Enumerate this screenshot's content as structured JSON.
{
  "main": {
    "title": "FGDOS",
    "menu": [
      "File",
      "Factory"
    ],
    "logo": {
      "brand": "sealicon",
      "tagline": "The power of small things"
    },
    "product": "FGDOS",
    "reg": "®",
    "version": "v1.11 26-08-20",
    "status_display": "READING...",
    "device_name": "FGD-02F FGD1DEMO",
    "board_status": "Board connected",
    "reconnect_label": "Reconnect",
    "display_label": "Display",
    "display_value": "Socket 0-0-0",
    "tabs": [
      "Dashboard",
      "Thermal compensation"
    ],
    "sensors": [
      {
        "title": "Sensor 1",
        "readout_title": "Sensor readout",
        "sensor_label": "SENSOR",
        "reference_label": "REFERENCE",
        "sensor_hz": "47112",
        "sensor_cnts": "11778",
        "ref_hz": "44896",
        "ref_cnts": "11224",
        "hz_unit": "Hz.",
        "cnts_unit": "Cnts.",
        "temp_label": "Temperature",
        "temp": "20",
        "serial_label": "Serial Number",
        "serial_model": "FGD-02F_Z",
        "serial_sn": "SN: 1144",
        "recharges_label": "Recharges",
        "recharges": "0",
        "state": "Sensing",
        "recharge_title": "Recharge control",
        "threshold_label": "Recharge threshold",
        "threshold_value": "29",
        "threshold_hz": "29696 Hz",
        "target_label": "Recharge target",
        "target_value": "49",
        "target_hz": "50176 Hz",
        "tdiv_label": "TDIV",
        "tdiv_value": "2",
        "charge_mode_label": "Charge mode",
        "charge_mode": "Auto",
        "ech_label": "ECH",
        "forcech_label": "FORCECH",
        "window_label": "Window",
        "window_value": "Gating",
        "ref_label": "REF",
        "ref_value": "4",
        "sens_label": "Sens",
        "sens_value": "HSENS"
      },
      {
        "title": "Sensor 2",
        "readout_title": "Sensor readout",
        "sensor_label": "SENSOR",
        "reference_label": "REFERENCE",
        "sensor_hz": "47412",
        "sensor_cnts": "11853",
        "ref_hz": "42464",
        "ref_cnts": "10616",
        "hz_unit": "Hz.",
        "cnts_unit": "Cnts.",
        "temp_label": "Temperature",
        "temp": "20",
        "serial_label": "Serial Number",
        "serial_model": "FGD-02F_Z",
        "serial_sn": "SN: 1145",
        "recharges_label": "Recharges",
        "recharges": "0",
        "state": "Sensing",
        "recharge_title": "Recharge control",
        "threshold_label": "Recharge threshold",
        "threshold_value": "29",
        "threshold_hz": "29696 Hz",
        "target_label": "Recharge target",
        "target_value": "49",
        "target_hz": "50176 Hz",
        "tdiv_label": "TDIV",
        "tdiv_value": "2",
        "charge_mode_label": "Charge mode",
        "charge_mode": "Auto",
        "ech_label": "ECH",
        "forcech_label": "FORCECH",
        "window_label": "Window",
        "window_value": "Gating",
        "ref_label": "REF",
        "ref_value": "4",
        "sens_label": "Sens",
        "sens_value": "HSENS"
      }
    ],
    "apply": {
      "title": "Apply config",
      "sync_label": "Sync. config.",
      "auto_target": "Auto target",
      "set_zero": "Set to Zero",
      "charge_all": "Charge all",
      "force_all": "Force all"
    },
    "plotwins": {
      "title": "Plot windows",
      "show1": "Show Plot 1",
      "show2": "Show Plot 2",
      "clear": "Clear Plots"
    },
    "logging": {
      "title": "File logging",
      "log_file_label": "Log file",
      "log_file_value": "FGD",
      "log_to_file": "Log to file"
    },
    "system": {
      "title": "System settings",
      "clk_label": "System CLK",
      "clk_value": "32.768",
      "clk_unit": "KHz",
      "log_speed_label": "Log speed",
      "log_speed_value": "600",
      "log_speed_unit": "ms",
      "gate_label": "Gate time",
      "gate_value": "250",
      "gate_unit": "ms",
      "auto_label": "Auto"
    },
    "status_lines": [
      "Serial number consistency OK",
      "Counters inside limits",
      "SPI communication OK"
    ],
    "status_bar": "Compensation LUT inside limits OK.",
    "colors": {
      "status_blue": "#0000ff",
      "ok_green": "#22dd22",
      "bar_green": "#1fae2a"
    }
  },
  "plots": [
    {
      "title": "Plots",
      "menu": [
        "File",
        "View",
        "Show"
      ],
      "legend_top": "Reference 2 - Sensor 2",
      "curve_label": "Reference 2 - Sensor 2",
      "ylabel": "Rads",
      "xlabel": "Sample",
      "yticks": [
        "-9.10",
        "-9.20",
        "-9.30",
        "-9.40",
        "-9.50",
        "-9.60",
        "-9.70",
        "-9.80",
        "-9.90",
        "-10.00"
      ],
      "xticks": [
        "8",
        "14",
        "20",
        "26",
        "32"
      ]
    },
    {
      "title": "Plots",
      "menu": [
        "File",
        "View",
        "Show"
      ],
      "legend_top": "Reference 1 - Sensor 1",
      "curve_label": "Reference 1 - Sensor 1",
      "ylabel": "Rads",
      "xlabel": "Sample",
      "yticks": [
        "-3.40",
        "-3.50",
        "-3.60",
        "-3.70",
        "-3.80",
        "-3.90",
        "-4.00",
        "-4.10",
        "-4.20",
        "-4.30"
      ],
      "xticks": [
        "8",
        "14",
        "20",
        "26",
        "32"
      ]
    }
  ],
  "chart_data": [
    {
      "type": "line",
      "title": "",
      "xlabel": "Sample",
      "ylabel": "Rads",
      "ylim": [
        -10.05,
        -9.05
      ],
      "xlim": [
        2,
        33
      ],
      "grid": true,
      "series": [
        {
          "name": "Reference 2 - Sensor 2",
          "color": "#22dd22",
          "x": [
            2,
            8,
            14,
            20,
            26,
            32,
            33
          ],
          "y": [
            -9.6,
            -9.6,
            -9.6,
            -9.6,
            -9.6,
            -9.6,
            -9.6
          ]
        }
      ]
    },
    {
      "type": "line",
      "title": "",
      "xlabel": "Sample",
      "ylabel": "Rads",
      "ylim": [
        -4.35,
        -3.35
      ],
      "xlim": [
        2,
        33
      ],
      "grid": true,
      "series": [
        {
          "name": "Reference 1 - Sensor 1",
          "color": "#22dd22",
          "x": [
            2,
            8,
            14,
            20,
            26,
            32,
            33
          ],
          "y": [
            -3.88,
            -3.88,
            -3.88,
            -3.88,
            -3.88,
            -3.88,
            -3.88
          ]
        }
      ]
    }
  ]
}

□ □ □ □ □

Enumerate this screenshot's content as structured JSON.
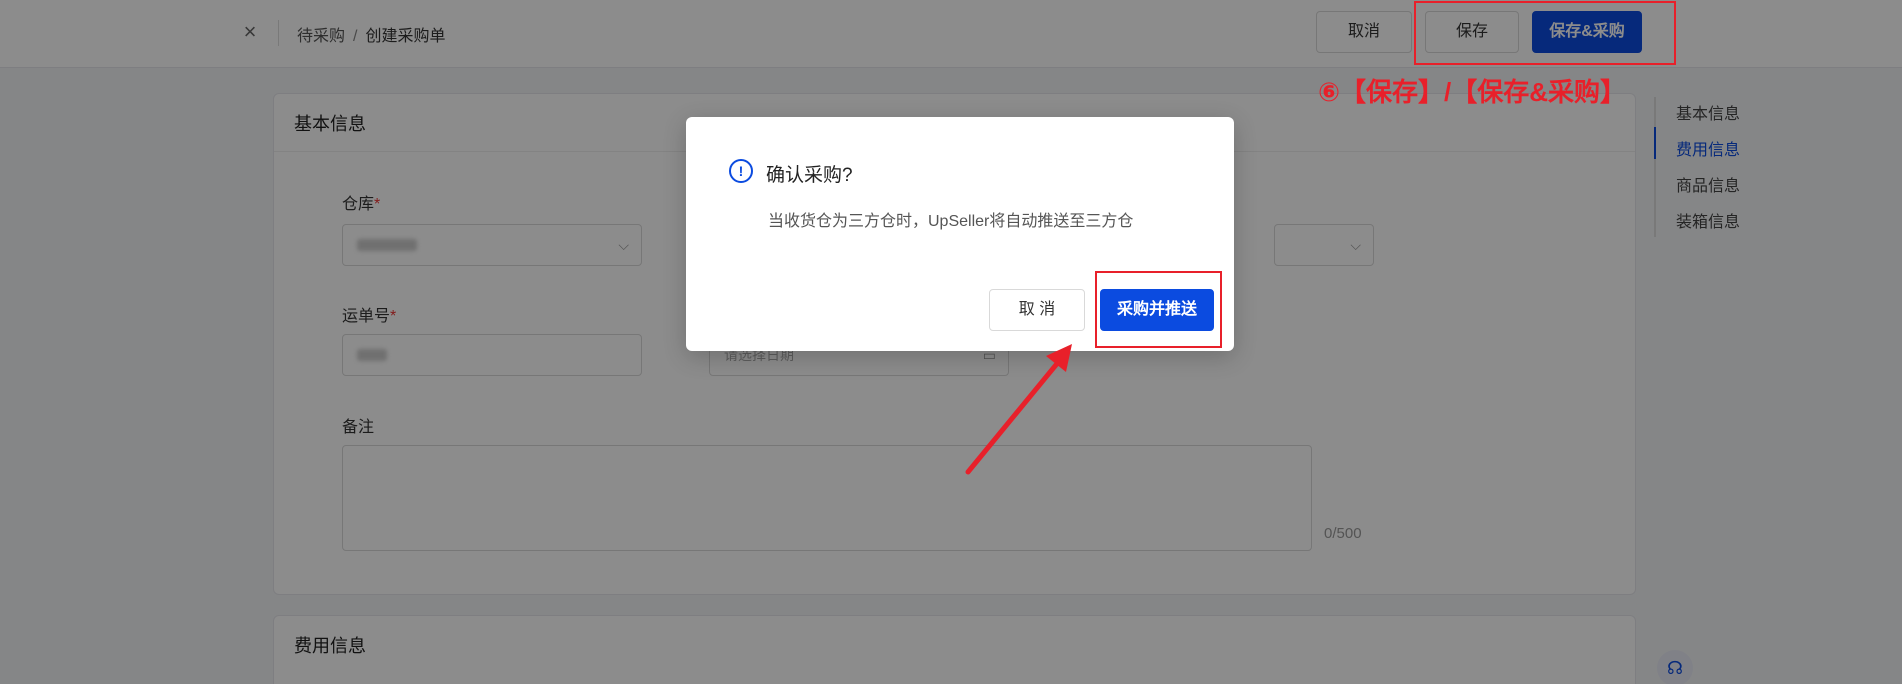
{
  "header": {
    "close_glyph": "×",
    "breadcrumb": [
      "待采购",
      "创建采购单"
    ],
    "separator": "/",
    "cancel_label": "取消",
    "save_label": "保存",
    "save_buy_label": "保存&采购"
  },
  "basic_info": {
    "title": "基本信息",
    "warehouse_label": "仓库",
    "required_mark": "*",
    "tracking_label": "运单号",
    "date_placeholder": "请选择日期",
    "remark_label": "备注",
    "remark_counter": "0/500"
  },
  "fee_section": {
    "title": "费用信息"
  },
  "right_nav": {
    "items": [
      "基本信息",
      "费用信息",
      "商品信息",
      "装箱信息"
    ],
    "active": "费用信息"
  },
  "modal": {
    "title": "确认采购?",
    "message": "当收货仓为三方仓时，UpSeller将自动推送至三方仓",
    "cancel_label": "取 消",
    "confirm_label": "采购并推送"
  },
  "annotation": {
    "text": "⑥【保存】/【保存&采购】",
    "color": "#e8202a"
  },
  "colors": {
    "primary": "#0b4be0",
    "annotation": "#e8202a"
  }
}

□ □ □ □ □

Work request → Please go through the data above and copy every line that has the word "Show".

Answer to the exercise →
      "show1": "Show Plot 1",
      "show2": "Show Plot 2",
        "Show"
        "Show"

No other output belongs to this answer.